Sexual Exploitation a Constant Threat for Immigrant Food Workers
Carina spent a half dozen years working in the fields.
After coming to the United States from Mexico, she became part of the vast army of immigrant women who help produce the cornucopia of food Americans eat every day. Among other jobs, the mother of three planted onions and picked tomatoes, beets and potatoes.
Not only did she experience the grueling labor in the fields, she saw firsthand the sexual exploitation immigrant women often endure on the job. When Carina worked at an onion warehouse, she witnessed a supervisor making advances and touching the women workers.
"He used to tell us that we had to let him touch us," she said. "Otherwise, he would tell the manager that we were not doing a good job and fire us."

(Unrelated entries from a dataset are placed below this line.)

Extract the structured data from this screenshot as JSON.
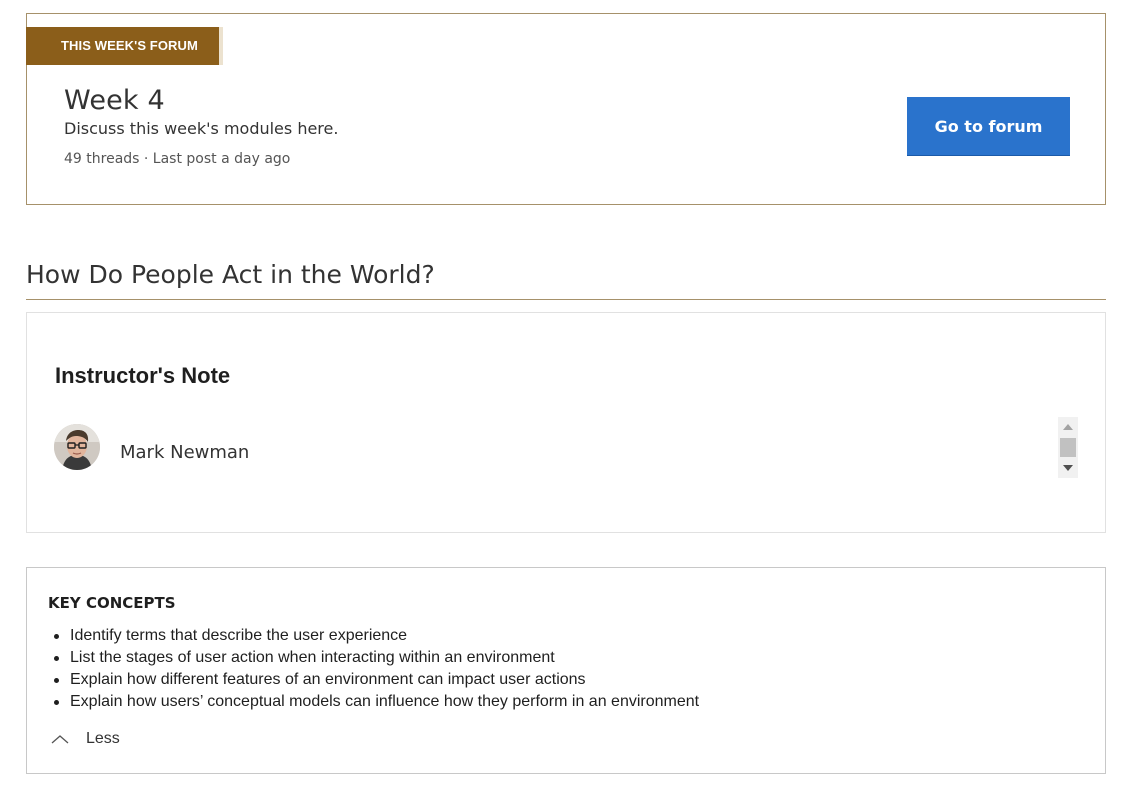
{
  "forum": {
    "tag": "THIS WEEK'S FORUM",
    "title": "Week 4",
    "description": "Discuss this week's modules here.",
    "meta": "49 threads · Last post a day ago",
    "button_label": "Go to forum"
  },
  "section": {
    "heading": "How Do People Act in the World?"
  },
  "note": {
    "title": "Instructor's Note",
    "instructor_name": "Mark Newman"
  },
  "concepts": {
    "title": "KEY CONCEPTS",
    "items": [
      "Identify terms that describe the user experience",
      "List the stages of user action when interacting within an environment",
      "Explain how different features of an environment can impact user actions",
      "Explain how users’ conceptual models can influence how they perform in an environment"
    ],
    "toggle_label": "Less"
  },
  "colors": {
    "forum_tag_bg": "#8b5e1a",
    "accent_border": "#a6916a",
    "button_bg": "#2a73cc"
  },
  "icons": {
    "avatar": "instructor-avatar",
    "toggle": "chevron-up-icon",
    "scroll_up": "scroll-up-arrow-icon",
    "scroll_down": "scroll-down-arrow-icon"
  }
}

One of the supervisor's friends also touched the women, and even hit one of Carina's co-workers. "She never said anything, because she was afraid of being fired and she feared immigration," Carina said.
Her co-worker had three children in Mexico and needed the job to send them money. Returning to Mexico meant returning to the grinding poverty she had fled.

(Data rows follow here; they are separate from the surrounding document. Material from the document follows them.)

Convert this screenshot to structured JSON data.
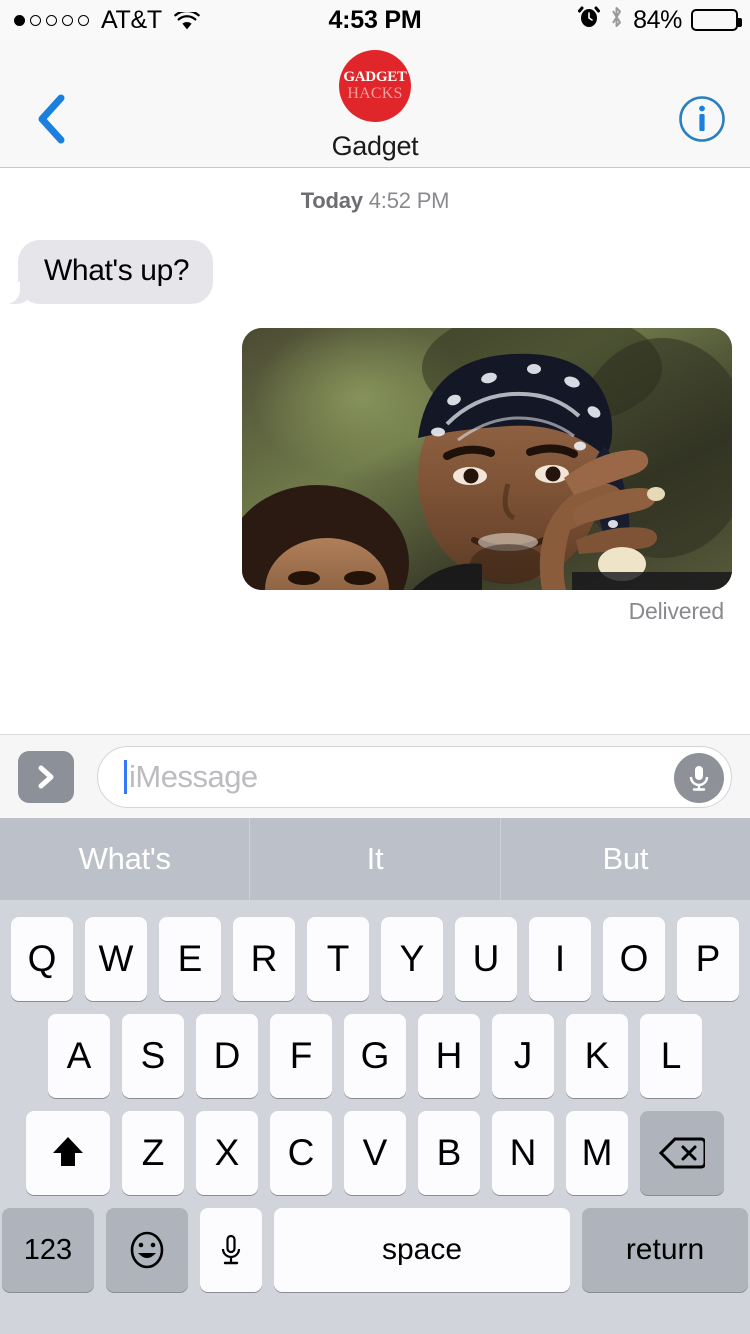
{
  "status_bar": {
    "signal_dots_total": 5,
    "signal_dots_filled": 1,
    "carrier": "AT&T",
    "wifi_icon": "wifi-icon",
    "time": "4:53 PM",
    "alarm_icon": "alarm-clock-icon",
    "bluetooth_icon": "bluetooth-icon",
    "battery_percent": "84%",
    "battery_level": 84
  },
  "nav": {
    "back_icon": "chevron-left-icon",
    "info_icon": "info-circle-icon",
    "avatar": {
      "line1": "GADGET",
      "line2": "HACKS",
      "color": "#E0262B"
    },
    "contact_name": "Gadget"
  },
  "conversation": {
    "timestamp_day": "Today",
    "timestamp_time": "4:52 PM",
    "messages": [
      {
        "type": "text",
        "direction": "incoming",
        "text": "What's up?"
      },
      {
        "type": "image",
        "direction": "outgoing",
        "alt": "2pac-gif",
        "status": "Delivered"
      }
    ]
  },
  "input_bar": {
    "expand_icon": "chevron-right-icon",
    "placeholder": "iMessage",
    "value": "",
    "mic_icon": "microphone-icon",
    "caret_color": "#3478F6"
  },
  "keyboard": {
    "predictions": [
      "What's",
      "It",
      "But"
    ],
    "row1": [
      "Q",
      "W",
      "E",
      "R",
      "T",
      "Y",
      "U",
      "I",
      "O",
      "P"
    ],
    "row2": [
      "A",
      "S",
      "D",
      "F",
      "G",
      "H",
      "J",
      "K",
      "L"
    ],
    "row3": [
      "Z",
      "X",
      "C",
      "V",
      "B",
      "N",
      "M"
    ],
    "shift_icon": "shift-arrow-up-icon",
    "backspace_icon": "backspace-delete-icon",
    "numbers_key": "123",
    "emoji_icon": "smiley-face-icon",
    "dictation_icon": "microphone-icon",
    "space_key": "space",
    "return_key": "return"
  }
}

Carina recently spoke about her experiences during congressional briefings in Washington as part of the Southern Poverty Law Center's national campaign to raise awareness about the sexual exploitation of immigrant women in the food industry.
When Carina first arrived in the United States, she had her own reason to remain silent when mistreated on the job. Back in Mexico, she was a victim of domestic violence. When she attempted to report it, the police told her that if a man struck her, it was because she did something to deserve it.
"When I came to the United States I thought that if nobody wanted to help me in Mexico, which was my home country, it was even less likely that I would get any help here," she said.
It's a belief other immigrant women may bring to the United States, one that can silence them when they are victimized on the job.
"We feel that we cannot report abuses for fear of losing our jobs," Carina said. "Many people are also afraid because managers and supervisors threaten to call immigration if they complain."
In the 2010 study, Injustice on Our Plates, based on in-depth interviews with 150 immigrant women who have worked in the U.S. food industry, the SPLC found that sexual harassment and even brutal sexual assaults by male co-workers and supervisors are a constant threat for many of these workers. Some of these women, who worked in various states across the country, saw it as a danger that simply must be tolerated for a day's pay.
A separate study published in 2010 found that among 150 women of Mexican descent working in the fields in California's Central Valley, 80 percent said they had experienced sexual harassment. That compares to roughly half of all women in the U.S. workforce who say they have experienced at least one incident.
In the mid-1990s, the U.S. Equal Employment Opportunity Commission investigated the sexual harassment of California farmworkers and found that "hundreds, if not thousands, of women had to have sex with supervisors to get or keep jobs and/or put up with a constant barrage of grabbing and touching and propositions for sex by supervisors." A 1989 article investigating sexual harassment against farmworker women in Florida found harassment was so pervasive that women referred to the fields as the "green motel."
Carina and her co-workers eventually took the unusual and courageous course of reporting the problems at the onion warehouse to the company. Unfortunately, the company failed to properly address the issue, Carina said. She ultimately left the job.
Today, Carina has dedicated herself to educating people about the dangers immigrant women face on the job.
"I never imagined I would have the opportunity to talk about what immigrant women go through," she said. "Most of my time living here, I have felt like I had to hide. I felt I could not go to the police. I felt that there was nobody who could help me. I'm here because I want all of this to come to light so that other women do not have to suffer."
From left to right: SPLC Deputy Legal Director Dan Werner, SPLC attorney Mónica Ramírez, Dolores Huerta, Lucia Gonzalez (Dolores Huerta Foundation) and Carina in Washington D.C.